Both of them ended up on the loss side of the bracket; Mast, earlier (opening round) than Cutting, who’d lost a winners’ side semifinal match. They met in one of the two 5th/6th matches and any concerns about how Cutting was handling the continuing increased pressure that had dogged her efforts since spring disappeared when she shut Mast out, advancing to the quarterfinals, semifinals and finally, defeating Casey Cork, who’d sent her to the loss side in the winners’ side semifinal; not, however, before Cork, who was far below the 8-player threshold for advancement to the JIC Finals in Norfolk in a month, put up a double hill fight that nearly derailed Cutting’s efforts. Cutting prevailed to tie her with Mast in total victories on the JIC season.

On to Norfolk and the weekend of Oct. 28-30. The JIC 18 & Under Girls Championship, the top prize for which Tatum had been battling, not to mention occasionally struggling, for 10 months, loomed in the short-distance. Mast and Cutting almost met in the hot seat match, but Cutting had drawn Skylar Hess in one winners’ side semifinal, while Mast faced Kennedy Meyman in the other one. Cutting and Meyman ended up squaring off in the hot seat match and much to the chagrin, and likely, swirling concerns of Cutting, Meyman won it 8-5 and claimed the hot seat.

On the loss side, in the quarterfinals, Mast met up with Skylar Hess in one of the series’ other major rivalries. They fought to double hill before Mast advanced to face Cutting in the semifinals; essentially the match that the two of them had been preparing for all year long. Arguably as significant for Cutting as the finals that would follow, it was the second straight double hill match for Mast. Cutting defeated her, which certainly provided a shot of confidence-adrenaline as Cutting advanced to the finals. The final piece of the puzzle fell into place with a bit of a bang. Cutting accomplished the goal of winning her last major event as a junior competitor by shutting Meyman out in the finals.

Immediately after the match, Cutting couldn’t remember what she thought when she saw that final 9-ball drop into its hole.

“Well, before I even shot the 9-ball, my heart was racing,” she said. “After I shot it, I . . . didn’t think of anything.
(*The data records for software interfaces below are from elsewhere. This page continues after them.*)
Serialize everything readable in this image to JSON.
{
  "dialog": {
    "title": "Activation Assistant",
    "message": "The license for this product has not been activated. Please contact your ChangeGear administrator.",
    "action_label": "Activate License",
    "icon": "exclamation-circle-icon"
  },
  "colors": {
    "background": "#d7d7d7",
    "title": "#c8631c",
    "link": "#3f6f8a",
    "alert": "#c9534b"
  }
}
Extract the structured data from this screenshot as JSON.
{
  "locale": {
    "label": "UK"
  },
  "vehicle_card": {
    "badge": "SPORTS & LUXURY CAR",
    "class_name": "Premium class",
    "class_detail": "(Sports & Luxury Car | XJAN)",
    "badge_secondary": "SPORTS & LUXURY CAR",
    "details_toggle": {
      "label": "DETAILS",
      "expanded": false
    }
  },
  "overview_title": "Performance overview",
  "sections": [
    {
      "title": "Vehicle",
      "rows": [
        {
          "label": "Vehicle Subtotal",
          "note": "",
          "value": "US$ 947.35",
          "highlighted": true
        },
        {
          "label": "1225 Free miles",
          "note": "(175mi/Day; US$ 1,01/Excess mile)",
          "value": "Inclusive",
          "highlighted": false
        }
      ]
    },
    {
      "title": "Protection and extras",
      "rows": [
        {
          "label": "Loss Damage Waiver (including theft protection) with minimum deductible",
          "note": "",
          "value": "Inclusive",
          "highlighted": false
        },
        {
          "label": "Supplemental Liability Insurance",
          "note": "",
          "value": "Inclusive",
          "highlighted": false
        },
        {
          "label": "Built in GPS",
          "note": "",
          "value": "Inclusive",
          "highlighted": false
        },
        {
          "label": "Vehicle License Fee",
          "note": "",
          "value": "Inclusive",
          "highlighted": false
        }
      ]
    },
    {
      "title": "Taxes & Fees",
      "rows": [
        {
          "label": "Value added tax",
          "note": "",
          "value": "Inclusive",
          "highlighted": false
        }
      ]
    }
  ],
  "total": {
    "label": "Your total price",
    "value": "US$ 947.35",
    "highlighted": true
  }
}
I don’t know what I was thinking. I’d never been in that kind of a situation before, so. . . maybe tomorrow, I’ll remember.”

Weeks later, she did. And the thoughts that emerged as her heart rate returned to semi-normal, as she returned to her ongoing hectic schedule of pursuing a career and a full-time job, were less about the Championship title itself and more of about its long-term significance.

“I’d made history,” she’d thought to herself in a quiet moment of reflection, away from the lights of the Accu-Stat Arena and the year-long pursuit of a goal, doing something she was good at. “I’d won the very first Junior International Championship. Nobody was ever going to beat that, only tie it.”

Lost somewhat in this profile of her as a player and competitor is the tale of perfectly normal, steadily maturing young woman. A fact upon which her fellow first-time JIC 18 & Under Boys Champion, Landon Hollingsworth noted in the wake of his own victory.

“Tatum was the one of the strongest players I ever played around,” he remarked. “She had a lot more experience than many of the other players, and she was not scared to shoot at anything. A lot of the other girls were somewhat intimidated by her, like ‘Oh, my God, it’s Tatum.’ Except for Sofia (Mast). She didn’t care.”

“Tatum was very outgoing and fun to be around,” he added. “She was very steady, always there, placing well, and she’s a good person to have by your side, cheering you on.”

She wants to a professional pool player – “more than anything,” she said – but at 19 now, this hasn’t stopped her from getting her priorities in order. She is deeply appreciative of the efforts her parents have put into her love of pool and is trying her hardest at this point to move forward on her own.

“School first and job for consistent income,” she said of those priorities. “It’s the adult side of me stepping out, trying my hardest to make it work.”